Massive continental flood basalts and smaller igneous intrusions exist on many continents and represent a potentially important host medium for the geologic sequestration of anthropogenic carbon dioxide (CO2). Injection into basalt formations provides unique and significant advantages, including large potential storage volumes and permanent fixation of carbon by mineralization. We analyze borehole geophysical and core data from a pilot CO2 sequestration project in the Columbia River flood basalts (Wallula, Washington, USA), and the Central Atlantic Magmatic Province (the East Coast, USA). The Wallula Pilot project is the first field test specifically designed to confirm the feasibility of permanently and safely sequestering of CO2 within deep flood basalt formations. The porous flow tops in these deep flood basalts may offer reservoirs with high mineralization rates, long leakage migration paths, and thick sections of caprock for CO2 storage.

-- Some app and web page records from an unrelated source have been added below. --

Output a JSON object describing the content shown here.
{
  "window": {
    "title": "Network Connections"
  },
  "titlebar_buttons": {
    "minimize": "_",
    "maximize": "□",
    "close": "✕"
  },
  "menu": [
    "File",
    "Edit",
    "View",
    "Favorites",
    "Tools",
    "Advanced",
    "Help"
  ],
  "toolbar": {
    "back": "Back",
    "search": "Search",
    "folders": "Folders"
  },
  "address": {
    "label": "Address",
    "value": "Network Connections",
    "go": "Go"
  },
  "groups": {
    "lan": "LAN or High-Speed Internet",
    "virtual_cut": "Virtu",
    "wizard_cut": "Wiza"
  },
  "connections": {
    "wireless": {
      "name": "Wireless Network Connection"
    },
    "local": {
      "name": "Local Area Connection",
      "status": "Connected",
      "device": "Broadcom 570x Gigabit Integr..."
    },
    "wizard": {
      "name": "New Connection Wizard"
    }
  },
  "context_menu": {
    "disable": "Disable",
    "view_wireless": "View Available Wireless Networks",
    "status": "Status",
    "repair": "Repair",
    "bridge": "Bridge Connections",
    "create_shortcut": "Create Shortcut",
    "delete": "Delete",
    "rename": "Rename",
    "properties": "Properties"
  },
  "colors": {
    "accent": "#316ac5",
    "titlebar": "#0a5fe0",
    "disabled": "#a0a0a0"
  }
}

The Central Atlantic Magmatic Province basalt flows in the South Georgia basin, the New York Bight basin, and the Sandy Hook basin offer promising basalt-hosted reservoirs with coniderable potential for CO2 sequestration due to their proximity to major metropolitan centers, and thus to large industrial sources for CO2. Onshore sites are suggested for cost-effective characterization studies of these reservoirs, although offshore sites may offer larger potential capacity and additional long-term advantages for safe and secure CO2 sequestration.
Zakharova, N. V., Goldberg, D. S., Sullivan, E. C., Herron, M. M., & Grau, J. A. (2012). Petrophysical and geochemical properties of Columbia River flood basalt: Implications for carbon sequestration. Geochemistry, Geophysics, Geosystems 13(11).
Goldberg, D. S., D. V. Kent, and P. E. Olsen (2010), Potential on-shore and off-shore reservoirs for CO2sequestration in Central Atlantic magmatic province basalts, Proceedings of the National Academy of Sciences107(4), 1327-1332.